“There are samples where you’re getting mercury levels above the limit that ORSANCO has set,” Fleisher said. High levels have turned out in some hybrid striped bass, for example.

And if those levels are too high, then perhaps regulators should reconsider whether the river’s status should be adjusted to require stricter measures, she suggested.

“Part of our perspective is that if people eat too much, you have some really devastating public health consequences,” Fleisher said. “You shouldn’t be playing around with that stuff.”

“We’re hoping to bring that perspective to the conversation” through the advisory committee, she noted.

Bad blooms

Harmful algae blooms are another big area of concern for ORSANCO and for the new advisory committee.

The Ohio River made national news last year with a toxic algae bloom that stretched more than 600 miles. That’s roughly 20 times longer than the previous record-breaking bloom had been.

Elevated levels of a toxin called microcycstin cancelled river clean-ups and caused swimming advisories. Local governments also spent thousands of dollars per day to make sure water levels were safe.

“What we had experienced last fall had to do with very extensive conditions,” Harrison said.

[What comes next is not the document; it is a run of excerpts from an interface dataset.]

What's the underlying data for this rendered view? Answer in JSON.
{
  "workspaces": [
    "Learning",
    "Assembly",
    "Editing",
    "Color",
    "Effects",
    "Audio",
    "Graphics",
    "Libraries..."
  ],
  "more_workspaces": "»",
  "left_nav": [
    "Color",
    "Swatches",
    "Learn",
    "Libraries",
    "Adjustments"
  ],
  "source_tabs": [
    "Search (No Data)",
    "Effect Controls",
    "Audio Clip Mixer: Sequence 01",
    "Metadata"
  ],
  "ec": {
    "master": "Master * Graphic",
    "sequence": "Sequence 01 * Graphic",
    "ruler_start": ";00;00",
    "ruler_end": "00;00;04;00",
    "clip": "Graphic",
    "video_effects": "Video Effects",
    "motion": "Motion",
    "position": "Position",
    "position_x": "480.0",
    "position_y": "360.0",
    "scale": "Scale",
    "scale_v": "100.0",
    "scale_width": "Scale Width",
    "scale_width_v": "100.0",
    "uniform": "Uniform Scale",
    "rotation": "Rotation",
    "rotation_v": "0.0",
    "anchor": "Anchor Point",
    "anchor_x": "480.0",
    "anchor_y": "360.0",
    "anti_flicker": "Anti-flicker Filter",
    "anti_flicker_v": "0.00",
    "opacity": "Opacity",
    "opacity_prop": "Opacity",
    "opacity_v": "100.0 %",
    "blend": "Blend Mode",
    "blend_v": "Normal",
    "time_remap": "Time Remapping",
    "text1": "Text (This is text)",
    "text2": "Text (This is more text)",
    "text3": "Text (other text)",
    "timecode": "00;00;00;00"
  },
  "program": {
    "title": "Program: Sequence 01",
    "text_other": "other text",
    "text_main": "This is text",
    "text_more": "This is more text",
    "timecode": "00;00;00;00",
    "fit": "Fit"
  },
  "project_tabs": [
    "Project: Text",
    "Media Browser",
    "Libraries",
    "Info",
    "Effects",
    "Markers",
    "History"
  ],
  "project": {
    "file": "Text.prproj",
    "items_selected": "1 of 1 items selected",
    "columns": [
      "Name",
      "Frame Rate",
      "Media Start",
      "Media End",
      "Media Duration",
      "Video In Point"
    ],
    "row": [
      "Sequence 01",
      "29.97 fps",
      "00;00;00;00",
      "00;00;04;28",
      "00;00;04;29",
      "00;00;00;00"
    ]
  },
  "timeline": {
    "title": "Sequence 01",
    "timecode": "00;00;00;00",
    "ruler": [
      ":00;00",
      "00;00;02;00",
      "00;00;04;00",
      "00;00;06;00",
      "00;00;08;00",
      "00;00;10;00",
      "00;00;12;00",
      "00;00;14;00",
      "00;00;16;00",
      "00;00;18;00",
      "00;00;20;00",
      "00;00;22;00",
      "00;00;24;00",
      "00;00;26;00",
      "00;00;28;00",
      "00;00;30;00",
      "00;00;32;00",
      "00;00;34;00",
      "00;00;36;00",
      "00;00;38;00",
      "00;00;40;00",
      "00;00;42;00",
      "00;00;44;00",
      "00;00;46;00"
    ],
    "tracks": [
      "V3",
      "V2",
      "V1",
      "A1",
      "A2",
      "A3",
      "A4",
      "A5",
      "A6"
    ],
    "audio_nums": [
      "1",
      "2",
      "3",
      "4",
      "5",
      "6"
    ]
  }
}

Now one of this year’s top priorities is “understanding the formation of algae blooms and some of the triggers,” Harrison said. He wants ORSANCO to be prepared to work with other regulatory bodies and organizations so they can all respond appropriately to any future blooms.

Too much nutrient loading is one of the main drivers behind harmful blooms, in which bacteria known as blue-green algae grow out of control.

Excess fertilizer from farms and other areas washes away in storms and floods water bodies, feeding the blue-green algae and upsetting the normal balance in the environment. Nutrients from sewage treatment plants and other sources add to the problem as well.

But harmful algal blooms are also linked to the energy industry, reports Fleisher.

The reason? “Two words: climate change.”

Power plants are a big source of greenhouse gas emissions that add to climate change, and climate change leads to more extreme weather events, Fleisher explained.

“If you get a big heavy rain like we’ve been seeing a lot more of recently, that’s going to end up in your water not helping your plants grow,” she noted. Instead, it enters rivers and other waterways, where it’s “like candy” to blue-green algae.

ORSANCO doesn’t set standards for air emissions from power plants or other sources. Nonetheless, in Fleisher’s view, neither the agency nor others should ignore the role of climate change in driving harmful algal blooms.

“We’ve been seeing higher water temperatures recently, and that’s been leading to these historic level blooms,” Fleisher said. “We’re going to be seeing more and more of that and should be thinking of how energy policy in this state connects to things like our water policy.”


Kathi is the author of 25 books and more than 600 articles, and writes often on science and policy issues. In addition to her journalism career, Kathi is an alumna of Harvard Law School and has spent 15 years practicing law. She is a member of the Society of Environmental Journalists and the National Association of Science Writers. Kathi covers the state of Ohio.